As already mentioned, the domestic supply chain is still heavily dependent on imports. In this scenario, imposing dumping duties without evaluating the alternative supply chain could adversely impact the consumers as the equipment costs would go up. Our view always has been that measures like anti-dumping are temporary interventions and do not create incremental supply chain investments in the country. There needs to be a long-term policy on promoting domestic solar PV manufacturing in the country. Also, how can a “Made in India” module compete against the global supply chain in an unsubsidised and open market? The policy needs to address how steady-state demand would be ensured for the capacity being created in India, and how the manufacturing investments can make the necessary returns in order to create a sustainable manufacturing/R&D operation. The cost of raising capital as well as high income taxes have been deterrents to attracting investments in a completely integrated solar manufacturing set-up in India and unless large integrated facilities (semiconductor-finished module) with a scale of 1.5-2 GW per plant are set up, the existing incremental module assembly operations with high import content will always remain sub-scale and hostage to vagaries in the imported supply chain.

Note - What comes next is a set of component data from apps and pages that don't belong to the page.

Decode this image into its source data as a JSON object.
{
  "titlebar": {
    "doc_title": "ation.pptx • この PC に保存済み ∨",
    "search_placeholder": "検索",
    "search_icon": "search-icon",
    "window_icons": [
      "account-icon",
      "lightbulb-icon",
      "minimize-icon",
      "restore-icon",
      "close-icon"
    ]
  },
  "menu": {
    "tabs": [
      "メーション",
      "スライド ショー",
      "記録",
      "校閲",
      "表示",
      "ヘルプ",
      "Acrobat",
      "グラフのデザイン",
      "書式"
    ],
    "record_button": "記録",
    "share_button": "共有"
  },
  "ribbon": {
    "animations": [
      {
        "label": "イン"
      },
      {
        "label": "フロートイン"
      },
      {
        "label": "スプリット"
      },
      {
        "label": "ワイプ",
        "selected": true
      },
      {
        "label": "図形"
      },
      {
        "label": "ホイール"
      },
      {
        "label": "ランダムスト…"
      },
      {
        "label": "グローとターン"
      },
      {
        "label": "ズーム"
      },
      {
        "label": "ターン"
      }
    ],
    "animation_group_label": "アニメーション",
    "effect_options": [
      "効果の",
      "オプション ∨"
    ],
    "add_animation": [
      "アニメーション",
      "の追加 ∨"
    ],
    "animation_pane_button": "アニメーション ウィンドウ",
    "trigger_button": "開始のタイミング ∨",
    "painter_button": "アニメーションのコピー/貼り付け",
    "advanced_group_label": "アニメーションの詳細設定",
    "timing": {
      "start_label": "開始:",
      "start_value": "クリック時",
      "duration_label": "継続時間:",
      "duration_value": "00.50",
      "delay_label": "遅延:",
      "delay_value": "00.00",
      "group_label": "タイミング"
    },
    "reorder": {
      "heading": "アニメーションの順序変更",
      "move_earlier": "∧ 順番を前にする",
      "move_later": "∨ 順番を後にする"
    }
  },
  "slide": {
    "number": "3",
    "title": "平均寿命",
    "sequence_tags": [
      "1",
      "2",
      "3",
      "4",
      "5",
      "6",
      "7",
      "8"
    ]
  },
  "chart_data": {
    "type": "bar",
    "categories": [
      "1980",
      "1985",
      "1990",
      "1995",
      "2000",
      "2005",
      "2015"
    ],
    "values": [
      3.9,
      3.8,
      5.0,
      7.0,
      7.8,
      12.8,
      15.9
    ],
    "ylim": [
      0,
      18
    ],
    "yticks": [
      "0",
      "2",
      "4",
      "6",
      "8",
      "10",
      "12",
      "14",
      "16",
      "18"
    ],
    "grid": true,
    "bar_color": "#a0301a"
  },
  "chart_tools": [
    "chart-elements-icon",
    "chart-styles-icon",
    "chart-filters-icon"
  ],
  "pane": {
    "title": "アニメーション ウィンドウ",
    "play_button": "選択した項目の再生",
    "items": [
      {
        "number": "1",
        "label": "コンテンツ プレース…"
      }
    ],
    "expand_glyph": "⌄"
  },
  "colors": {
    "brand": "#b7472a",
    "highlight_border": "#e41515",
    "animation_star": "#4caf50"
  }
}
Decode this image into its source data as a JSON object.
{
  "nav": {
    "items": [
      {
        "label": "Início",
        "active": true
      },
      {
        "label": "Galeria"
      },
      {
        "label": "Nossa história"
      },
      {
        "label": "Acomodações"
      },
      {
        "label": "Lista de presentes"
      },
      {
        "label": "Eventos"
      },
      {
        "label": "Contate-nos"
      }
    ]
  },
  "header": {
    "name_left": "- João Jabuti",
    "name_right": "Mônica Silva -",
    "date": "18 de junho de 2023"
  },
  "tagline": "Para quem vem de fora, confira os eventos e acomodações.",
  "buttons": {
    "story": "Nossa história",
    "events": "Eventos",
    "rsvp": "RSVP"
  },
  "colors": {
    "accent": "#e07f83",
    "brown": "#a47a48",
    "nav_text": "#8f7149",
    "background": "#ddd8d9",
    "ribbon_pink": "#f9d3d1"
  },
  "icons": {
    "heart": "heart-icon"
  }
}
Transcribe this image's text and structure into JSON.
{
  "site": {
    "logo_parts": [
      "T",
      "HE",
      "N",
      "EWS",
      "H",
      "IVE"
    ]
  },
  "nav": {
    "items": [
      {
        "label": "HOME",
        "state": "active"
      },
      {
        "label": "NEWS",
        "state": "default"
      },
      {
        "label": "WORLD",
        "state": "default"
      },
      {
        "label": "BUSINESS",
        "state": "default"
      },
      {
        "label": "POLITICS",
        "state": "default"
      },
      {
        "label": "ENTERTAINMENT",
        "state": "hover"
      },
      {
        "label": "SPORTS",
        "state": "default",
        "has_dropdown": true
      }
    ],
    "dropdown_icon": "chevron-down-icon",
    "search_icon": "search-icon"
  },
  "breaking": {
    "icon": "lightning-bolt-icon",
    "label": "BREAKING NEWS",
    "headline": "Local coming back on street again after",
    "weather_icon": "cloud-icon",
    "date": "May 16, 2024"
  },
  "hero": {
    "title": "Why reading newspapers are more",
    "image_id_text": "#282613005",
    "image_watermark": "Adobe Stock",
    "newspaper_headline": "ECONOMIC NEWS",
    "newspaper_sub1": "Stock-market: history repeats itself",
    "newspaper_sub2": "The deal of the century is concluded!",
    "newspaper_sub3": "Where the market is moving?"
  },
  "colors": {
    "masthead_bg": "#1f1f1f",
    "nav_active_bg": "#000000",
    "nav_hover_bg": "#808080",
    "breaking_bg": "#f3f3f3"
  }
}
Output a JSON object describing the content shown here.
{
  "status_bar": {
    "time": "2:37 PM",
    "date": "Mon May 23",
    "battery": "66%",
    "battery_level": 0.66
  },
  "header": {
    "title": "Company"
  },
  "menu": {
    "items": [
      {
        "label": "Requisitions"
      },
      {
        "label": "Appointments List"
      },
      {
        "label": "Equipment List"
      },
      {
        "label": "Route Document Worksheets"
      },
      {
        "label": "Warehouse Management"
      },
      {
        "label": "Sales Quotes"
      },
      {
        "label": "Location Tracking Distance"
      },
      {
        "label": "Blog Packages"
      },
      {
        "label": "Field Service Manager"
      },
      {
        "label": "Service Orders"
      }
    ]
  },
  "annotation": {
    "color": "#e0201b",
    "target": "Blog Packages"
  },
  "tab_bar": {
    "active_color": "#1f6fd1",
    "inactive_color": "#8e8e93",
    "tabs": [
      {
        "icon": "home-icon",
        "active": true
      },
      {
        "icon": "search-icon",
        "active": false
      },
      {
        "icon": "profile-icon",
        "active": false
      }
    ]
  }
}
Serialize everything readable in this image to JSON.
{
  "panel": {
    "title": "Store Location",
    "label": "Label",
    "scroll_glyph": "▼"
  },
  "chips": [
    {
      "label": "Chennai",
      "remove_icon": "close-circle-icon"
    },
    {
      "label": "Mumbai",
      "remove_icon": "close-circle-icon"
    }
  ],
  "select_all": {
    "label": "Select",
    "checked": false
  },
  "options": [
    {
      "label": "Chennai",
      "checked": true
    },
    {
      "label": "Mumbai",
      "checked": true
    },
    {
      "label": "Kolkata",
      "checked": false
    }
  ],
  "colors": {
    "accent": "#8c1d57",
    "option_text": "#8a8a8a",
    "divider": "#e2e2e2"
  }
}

What is your outlook for the solar segment post the imposition of anti-dumping duty? With 20,000 MW declared to be auctioned by the MNRE by the year-end, how will anti-dumping (if ruled in favour of domestic manufacturers), impact solar tariffs?
One of the direct impacts of any anti-dumping duties imposed on the import of solar modules would be an increase in project costs. And thus, the viability of projects already bid out at tariffs agreed for a period of 25 years will merit consideration. For this, PPAs for each of these solar projects impacted by such duties need to be examined to ascertain if imposition of these anti-dumping duties on foreign manufacturers would qualify to be a change in law. And, if yes, then petitions to the Central Electricity Regulatory Commission or the appropriate state regulatory commission will need to be made with a request to grant the relief for such a change in law. All this would indeed be a long-drawn process.
With regard to future bidding, one would imagine that the developers would become sensitive to this cost and would want to factor the additional cost into their financial models before bidding for solar projects. As the price of the modules is about 60-70 per cent of a solar project cost, it is likely that going forward, responsible bidders would factor this additional cost and consequently, the tariff bid may see an upward trend, all other costs and parameters remaining the same.
This question can be addressed only once the outcome of the investigation is known. Intuitively, any increase in duties would increase the cost of the project and therefore, the tariffs could rise. The discoms, being the primary consumers, would then need to evaluate how this potential increase may impact their overall plans to acquire solar energy.
What is the international practice in terms of imposing such duties?
We understand that historically the European Union (EU) as well as the US have imposed anti-dumping duty on the import of solar cells and modules originating or exported from China.
There is a precedent of the domestic manufacturing industry being compensated for dumping by exporters. There were dumping tariffs imposed in the EU and the US in the past. However, the jury is still out if imposing anti-dumping duties resulted in creating a larger domestic industry in those countries.